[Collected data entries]
───
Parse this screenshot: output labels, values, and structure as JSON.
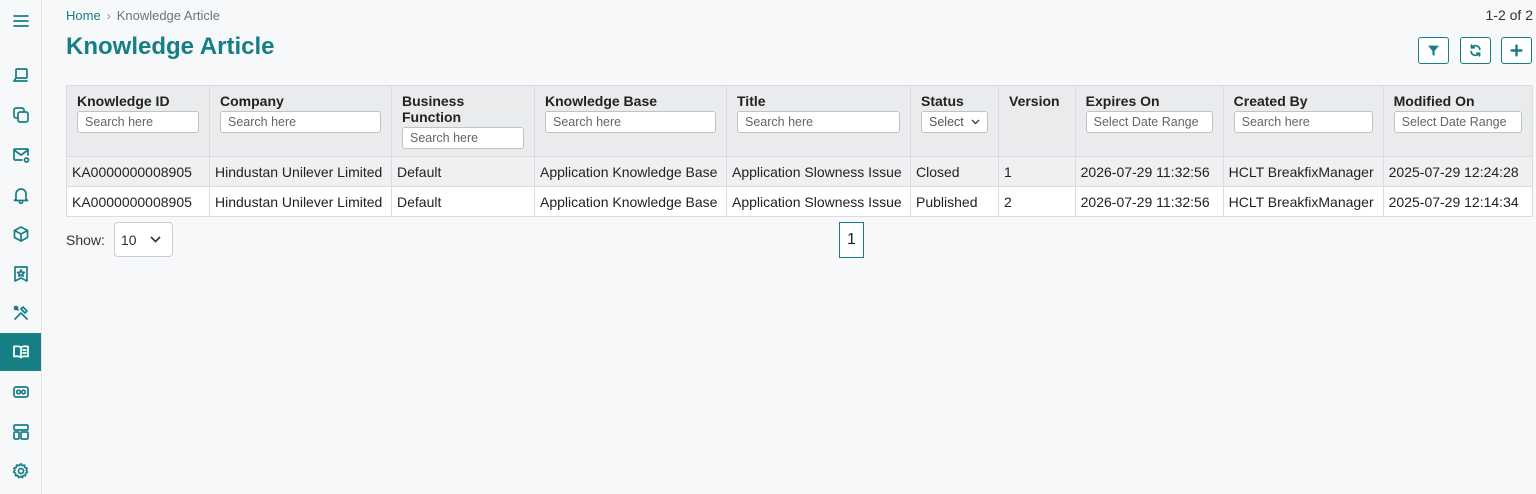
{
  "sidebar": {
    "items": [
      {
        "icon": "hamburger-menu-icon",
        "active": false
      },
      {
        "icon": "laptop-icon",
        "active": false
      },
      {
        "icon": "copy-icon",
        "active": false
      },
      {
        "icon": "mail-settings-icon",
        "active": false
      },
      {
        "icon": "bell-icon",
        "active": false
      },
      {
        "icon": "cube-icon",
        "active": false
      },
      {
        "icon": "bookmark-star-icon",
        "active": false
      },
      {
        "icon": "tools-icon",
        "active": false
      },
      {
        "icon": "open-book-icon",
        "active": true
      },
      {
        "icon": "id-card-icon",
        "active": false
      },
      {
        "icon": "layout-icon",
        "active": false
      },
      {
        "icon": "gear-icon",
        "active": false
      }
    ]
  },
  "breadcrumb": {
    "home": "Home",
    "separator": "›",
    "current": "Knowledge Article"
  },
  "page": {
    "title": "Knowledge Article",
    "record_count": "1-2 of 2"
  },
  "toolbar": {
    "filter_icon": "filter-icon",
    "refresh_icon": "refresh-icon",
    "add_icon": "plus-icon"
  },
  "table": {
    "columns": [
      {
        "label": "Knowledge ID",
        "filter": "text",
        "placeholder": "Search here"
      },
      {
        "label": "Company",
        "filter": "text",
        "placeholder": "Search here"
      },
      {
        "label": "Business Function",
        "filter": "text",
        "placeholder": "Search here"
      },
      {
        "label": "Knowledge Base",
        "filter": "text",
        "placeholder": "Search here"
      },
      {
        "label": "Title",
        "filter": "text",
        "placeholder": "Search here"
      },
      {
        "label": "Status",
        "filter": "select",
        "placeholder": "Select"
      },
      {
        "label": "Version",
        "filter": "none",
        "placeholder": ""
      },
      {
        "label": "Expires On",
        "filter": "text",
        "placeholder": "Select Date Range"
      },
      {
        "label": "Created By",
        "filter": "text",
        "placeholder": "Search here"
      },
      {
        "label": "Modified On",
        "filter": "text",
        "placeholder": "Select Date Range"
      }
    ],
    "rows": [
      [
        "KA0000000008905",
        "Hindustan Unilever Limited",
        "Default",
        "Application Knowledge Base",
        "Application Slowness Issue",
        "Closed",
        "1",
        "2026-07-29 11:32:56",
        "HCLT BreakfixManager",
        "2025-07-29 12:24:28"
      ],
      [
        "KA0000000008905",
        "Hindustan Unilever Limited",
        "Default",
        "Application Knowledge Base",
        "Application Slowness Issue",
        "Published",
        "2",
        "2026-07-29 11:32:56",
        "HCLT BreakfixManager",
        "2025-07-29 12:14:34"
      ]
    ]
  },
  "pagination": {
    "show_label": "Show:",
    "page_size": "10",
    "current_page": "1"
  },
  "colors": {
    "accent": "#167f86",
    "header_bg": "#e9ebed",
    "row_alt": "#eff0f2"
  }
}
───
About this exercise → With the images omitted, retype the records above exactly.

Result →
Parse this screenshot: output labels, values, and structure as JSON.
{
  "sidebar": {
    "items": [
      {
        "icon": "hamburger-menu-icon",
        "active": false
      },
      {
        "icon": "laptop-icon",
        "active": false
      },
      {
        "icon": "copy-icon",
        "active": false
      },
      {
        "icon": "mail-settings-icon",
        "active": false
      },
      {
        "icon": "bell-icon",
        "active": false
      },
      {
        "icon": "cube-icon",
        "active": false
      },
      {
        "icon": "bookmark-star-icon",
        "active": false
      },
      {
        "icon": "tools-icon",
        "active": false
      },
      {
        "icon": "open-book-icon",
        "active": true
      },
      {
        "icon": "id-card-icon",
        "active": false
      },
      {
        "icon": "layout-icon",
        "active": false
      },
      {
        "icon": "gear-icon",
        "active": false
      }
    ]
  },
  "breadcrumb": {
    "home": "Home",
    "separator": "›",
    "current": "Knowledge Article"
  },
  "page": {
    "title": "Knowledge Article",
    "record_count": "1-2 of 2"
  },
  "toolbar": {
    "filter_icon": "filter-icon",
    "refresh_icon": "refresh-icon",
    "add_icon": "plus-icon"
  },
  "table": {
    "columns": [
      {
        "label": "Knowledge ID",
        "filter": "text",
        "placeholder": "Search here"
      },
      {
        "label": "Company",
        "filter": "text",
        "placeholder": "Search here"
      },
      {
        "label": "Business Function",
        "filter": "text",
        "placeholder": "Search here"
      },
      {
        "label": "Knowledge Base",
        "filter": "text",
        "placeholder": "Search here"
      },
      {
        "label": "Title",
        "filter": "text",
        "placeholder": "Search here"
      },
      {
        "label": "Status",
        "filter": "select",
        "placeholder": "Select"
      },
      {
        "label": "Version",
        "filter": "none",
        "placeholder": ""
      },
      {
        "label": "Expires On",
        "filter": "text",
        "placeholder": "Select Date Range"
      },
      {
        "label": "Created By",
        "filter": "text",
        "placeholder": "Search here"
      },
      {
        "label": "Modified On",
        "filter": "text",
        "placeholder": "Select Date Range"
      }
    ],
    "rows": [
      [
        "KA0000000008905",
        "Hindustan Unilever Limited",
        "Default",
        "Application Knowledge Base",
        "Application Slowness Issue",
        "Closed",
        "1",
        "2026-07-29 11:32:56",
        "HCLT BreakfixManager",
        "2025-07-29 12:24:28"
      ],
      [
        "KA0000000008905",
        "Hindustan Unilever Limited",
        "Default",
        "Application Knowledge Base",
        "Application Slowness Issue",
        "Published",
        "2",
        "2026-07-29 11:32:56",
        "HCLT BreakfixManager",
        "2025-07-29 12:14:34"
      ]
    ]
  },
  "pagination": {
    "show_label": "Show:",
    "page_size": "10",
    "current_page": "1"
  },
  "colors": {
    "accent": "#167f86",
    "header_bg": "#e9ebed",
    "row_alt": "#eff0f2"
  }
}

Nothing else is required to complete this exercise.